Great         7                          -15%
 Exceptional   More than 7           -25%   

Going back to those that skipped disabling traps.  If they fail or succeed they are getting hit by the trap.  I guess give a save maybe.  If they fumble don't even give that.  If you are playing in a system that allows for superior success you can think about having that be the requirement to not activate traps.

For those picking the exact same lock again and again its worth noting that I gets easier.  This is due to something called binding order.  A particular lock binds up in the same fashion because of its imperfections.  If you open and lock again and again you are going to become accustomed to it.  Game Masters please consider this when assigning difficulty.

Environment is another factor when dealing with locks of all sort.  Locks in the outdoors have a tendency to wear heavily and be difficult to use.  Anything submerged will be in even worse repair, perhaps rusting parts together.  The other side of environment is the general affluence of the area. Wealth buys better locks.  And also there is the consideration of what it guards.

I also wanted to call out another lock that is functionally similar to the pin and tumbler called the Lever or Mortise.  These are locks that have a series of levers that lift up like a railroad crossing sign.  When all are in the stop position they prevent the lock from opening.  Picking these locks requires a different tension wrench and picking wire.  You are pushing the levers up like an open railroad crossing sign and opening the bolt.  Rather than a pushing of pins its a turn of the wrist and working through the lever stack again and again.  I would not change the rules outlined for pin and tumblers as both can be modeled with the same rules presented above.

Other locks are going to be less common in your fantasy game but shackles would certainly fall into this category.  These are easier to defeat and will almost always have some sort of flaw in design. If the player can identify the lock they can take 20 to defeat these sort of locks, excepting a combination safe lock.  I would give the player a roll should they want to attempt these tasks quickly. 

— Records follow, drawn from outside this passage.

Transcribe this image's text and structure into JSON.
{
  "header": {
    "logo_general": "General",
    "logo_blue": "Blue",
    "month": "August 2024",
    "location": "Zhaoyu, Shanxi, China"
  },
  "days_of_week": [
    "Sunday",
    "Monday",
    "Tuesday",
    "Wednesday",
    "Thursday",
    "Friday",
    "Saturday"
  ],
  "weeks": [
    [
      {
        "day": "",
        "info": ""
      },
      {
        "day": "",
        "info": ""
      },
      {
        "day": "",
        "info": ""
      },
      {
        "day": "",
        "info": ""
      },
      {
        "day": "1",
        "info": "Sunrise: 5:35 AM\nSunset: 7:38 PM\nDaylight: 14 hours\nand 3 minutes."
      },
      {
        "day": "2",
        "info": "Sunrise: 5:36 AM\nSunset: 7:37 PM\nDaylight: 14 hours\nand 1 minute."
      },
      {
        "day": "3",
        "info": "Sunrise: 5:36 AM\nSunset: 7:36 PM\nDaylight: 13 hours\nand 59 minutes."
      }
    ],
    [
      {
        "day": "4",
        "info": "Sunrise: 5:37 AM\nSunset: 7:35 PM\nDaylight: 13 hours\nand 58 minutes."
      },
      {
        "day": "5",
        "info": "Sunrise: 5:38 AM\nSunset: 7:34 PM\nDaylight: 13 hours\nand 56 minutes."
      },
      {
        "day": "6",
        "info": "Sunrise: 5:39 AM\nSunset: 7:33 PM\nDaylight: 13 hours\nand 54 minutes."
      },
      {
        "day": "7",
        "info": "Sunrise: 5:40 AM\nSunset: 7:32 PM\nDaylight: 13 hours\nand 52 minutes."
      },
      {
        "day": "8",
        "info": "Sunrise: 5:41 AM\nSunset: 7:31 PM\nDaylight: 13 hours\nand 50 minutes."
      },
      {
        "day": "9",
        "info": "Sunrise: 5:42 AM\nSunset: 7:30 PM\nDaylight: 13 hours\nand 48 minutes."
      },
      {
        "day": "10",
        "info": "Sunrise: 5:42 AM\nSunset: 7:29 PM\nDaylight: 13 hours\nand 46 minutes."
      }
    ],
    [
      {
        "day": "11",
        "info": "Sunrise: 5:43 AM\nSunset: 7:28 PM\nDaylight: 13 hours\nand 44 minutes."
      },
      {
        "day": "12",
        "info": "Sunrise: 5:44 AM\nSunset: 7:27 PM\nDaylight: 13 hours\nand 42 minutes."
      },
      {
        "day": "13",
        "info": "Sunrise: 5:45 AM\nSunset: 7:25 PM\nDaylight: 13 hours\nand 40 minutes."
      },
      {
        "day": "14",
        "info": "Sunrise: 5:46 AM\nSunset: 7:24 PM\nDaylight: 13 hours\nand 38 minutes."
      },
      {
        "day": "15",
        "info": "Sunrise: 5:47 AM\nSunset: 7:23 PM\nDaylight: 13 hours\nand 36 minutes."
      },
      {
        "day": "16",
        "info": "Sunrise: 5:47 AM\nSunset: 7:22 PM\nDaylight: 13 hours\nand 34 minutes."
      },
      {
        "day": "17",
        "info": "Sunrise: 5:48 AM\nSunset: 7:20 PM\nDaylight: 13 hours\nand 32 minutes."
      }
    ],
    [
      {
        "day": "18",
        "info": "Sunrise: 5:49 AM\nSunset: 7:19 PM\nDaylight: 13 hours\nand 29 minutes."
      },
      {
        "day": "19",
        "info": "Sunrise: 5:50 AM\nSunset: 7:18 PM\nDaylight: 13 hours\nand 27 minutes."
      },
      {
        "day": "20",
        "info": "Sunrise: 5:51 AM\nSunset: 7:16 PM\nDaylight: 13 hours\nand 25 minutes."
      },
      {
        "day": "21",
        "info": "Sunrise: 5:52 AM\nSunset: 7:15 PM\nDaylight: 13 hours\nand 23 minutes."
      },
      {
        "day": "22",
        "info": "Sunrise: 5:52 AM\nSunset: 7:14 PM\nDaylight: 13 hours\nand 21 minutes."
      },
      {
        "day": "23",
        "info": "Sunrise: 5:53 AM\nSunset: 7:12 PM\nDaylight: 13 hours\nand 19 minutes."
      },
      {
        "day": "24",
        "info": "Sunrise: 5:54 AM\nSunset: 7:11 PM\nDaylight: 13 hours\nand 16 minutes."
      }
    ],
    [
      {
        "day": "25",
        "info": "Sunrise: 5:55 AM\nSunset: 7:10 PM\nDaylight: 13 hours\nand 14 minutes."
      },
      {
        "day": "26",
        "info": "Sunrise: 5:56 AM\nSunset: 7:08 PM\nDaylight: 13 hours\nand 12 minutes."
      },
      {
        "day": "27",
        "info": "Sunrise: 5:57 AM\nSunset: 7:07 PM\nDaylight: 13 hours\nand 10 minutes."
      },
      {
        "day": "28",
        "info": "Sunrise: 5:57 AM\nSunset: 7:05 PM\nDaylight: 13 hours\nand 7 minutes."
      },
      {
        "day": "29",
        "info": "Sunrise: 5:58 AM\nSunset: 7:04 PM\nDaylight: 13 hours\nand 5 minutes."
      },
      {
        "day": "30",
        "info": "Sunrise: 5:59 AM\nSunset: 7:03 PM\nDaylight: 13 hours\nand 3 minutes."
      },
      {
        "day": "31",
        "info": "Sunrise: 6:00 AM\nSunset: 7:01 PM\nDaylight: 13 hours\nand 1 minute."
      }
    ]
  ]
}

Combination style locks can be cracked with feel and mathematical processes.  A Combination padlock is going to be easy enough but a safe is exponentially harder.  The padlock may be more easily shimmed in truth though.  This is a process of using a disposable piece of metal to depress the locking mechanism.